Weston A Price was a dentist who explored the diets and tooth decay of a bunch of indigenous populations. He found that sugar and white flour seemed to be implicated in tooth decay and chronic diseases, and that many isolated populations all over the world had avoided these diseases until the introduction of a Western diet. He interviewed lots of elderly members of these groups and what their traditional diets looked like. All the diets were unique, but they universally included non-processed foods. Some folks lived on mostly fat (Eskimos), some on almost entirely milk and blood (the Masai tribe in Africa) and others on an almost vegetarian diet (Bantu tribe in Africa). They were all chronic disease free, until Western diets (sugar, white flour, vegetable oil) put them on par with everyone else in terms of heart disease, diabetes, obesity, etc.
Of course, they probably still died a lot from childbirth, diphtheria, and injuries. Yay, modern medicine! I like modern medicine. But I don’t like modern food, modern chronic disease, or modern obesity.
My takeaway from Weston Price: Processed food and lots of sugar is bad for you. Lots of foods can be good for you – meats, grains, dairy, and more. Learning about traditional foods from all over the world is really cool. Also, ethnic food is delicious.

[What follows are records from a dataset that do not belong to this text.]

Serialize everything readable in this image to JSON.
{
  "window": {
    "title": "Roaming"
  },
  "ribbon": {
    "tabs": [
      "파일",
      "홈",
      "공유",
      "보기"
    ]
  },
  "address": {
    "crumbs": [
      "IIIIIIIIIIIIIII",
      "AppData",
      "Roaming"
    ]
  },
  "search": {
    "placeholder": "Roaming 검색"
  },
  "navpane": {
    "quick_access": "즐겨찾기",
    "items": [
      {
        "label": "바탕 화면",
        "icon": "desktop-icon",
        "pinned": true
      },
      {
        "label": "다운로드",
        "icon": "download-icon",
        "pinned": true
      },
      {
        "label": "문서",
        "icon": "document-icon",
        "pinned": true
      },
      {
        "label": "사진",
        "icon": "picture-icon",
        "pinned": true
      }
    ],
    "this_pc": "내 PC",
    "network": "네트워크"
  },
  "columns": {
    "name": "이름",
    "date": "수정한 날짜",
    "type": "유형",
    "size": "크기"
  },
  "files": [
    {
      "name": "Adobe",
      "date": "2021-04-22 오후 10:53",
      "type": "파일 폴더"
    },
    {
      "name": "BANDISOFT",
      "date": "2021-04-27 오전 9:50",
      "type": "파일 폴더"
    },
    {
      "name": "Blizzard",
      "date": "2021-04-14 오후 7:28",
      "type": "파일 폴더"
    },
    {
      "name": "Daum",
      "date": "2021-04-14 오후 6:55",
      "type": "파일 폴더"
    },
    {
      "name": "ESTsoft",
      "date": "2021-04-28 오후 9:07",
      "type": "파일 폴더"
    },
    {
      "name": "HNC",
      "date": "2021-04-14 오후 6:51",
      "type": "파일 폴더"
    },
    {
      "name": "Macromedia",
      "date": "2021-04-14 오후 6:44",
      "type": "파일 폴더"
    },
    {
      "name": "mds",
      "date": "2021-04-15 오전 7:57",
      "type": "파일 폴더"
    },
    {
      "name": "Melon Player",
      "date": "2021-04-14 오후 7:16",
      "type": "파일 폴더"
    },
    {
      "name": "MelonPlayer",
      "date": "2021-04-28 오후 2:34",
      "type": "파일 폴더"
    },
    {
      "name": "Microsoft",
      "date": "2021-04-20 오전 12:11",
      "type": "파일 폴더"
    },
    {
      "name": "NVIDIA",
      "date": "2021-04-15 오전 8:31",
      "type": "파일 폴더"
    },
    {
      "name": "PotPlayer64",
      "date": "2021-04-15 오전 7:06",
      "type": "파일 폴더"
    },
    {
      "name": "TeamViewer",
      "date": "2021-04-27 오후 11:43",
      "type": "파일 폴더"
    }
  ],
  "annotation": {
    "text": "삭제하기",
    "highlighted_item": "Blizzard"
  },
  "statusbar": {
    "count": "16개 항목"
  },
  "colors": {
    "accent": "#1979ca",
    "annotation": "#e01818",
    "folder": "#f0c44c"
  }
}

Please-give-me-more-kimchi.Continue reading “My Diet Dogma”
As you may have seen on my meal plan, I made Split Pea Soup (and Irish Soda Bread) on Monday. It was Martin Luther King Day, so I didn’t have to work, and we had just been buried in a heap of snow, so it was the perfect day for a long-simmering soup. I made it the way my mom used to, with a few additions of my own, and thought I’d share.
Don’t worry – it’s a long recipe, but it’s not hard and it’s definitely delicious.
If you want the short version, scroll down to the end of the this post. 🙂
WARNING: This recipe takes 2 1/2 hours MINIMUM and can take up to 4 1/2 depending on what stock you have available. A lot of that is hands-off time, and I had plenty of time to make my bread, do all the dishes, and clean my bathroom while the soup was simmering…but be prepared!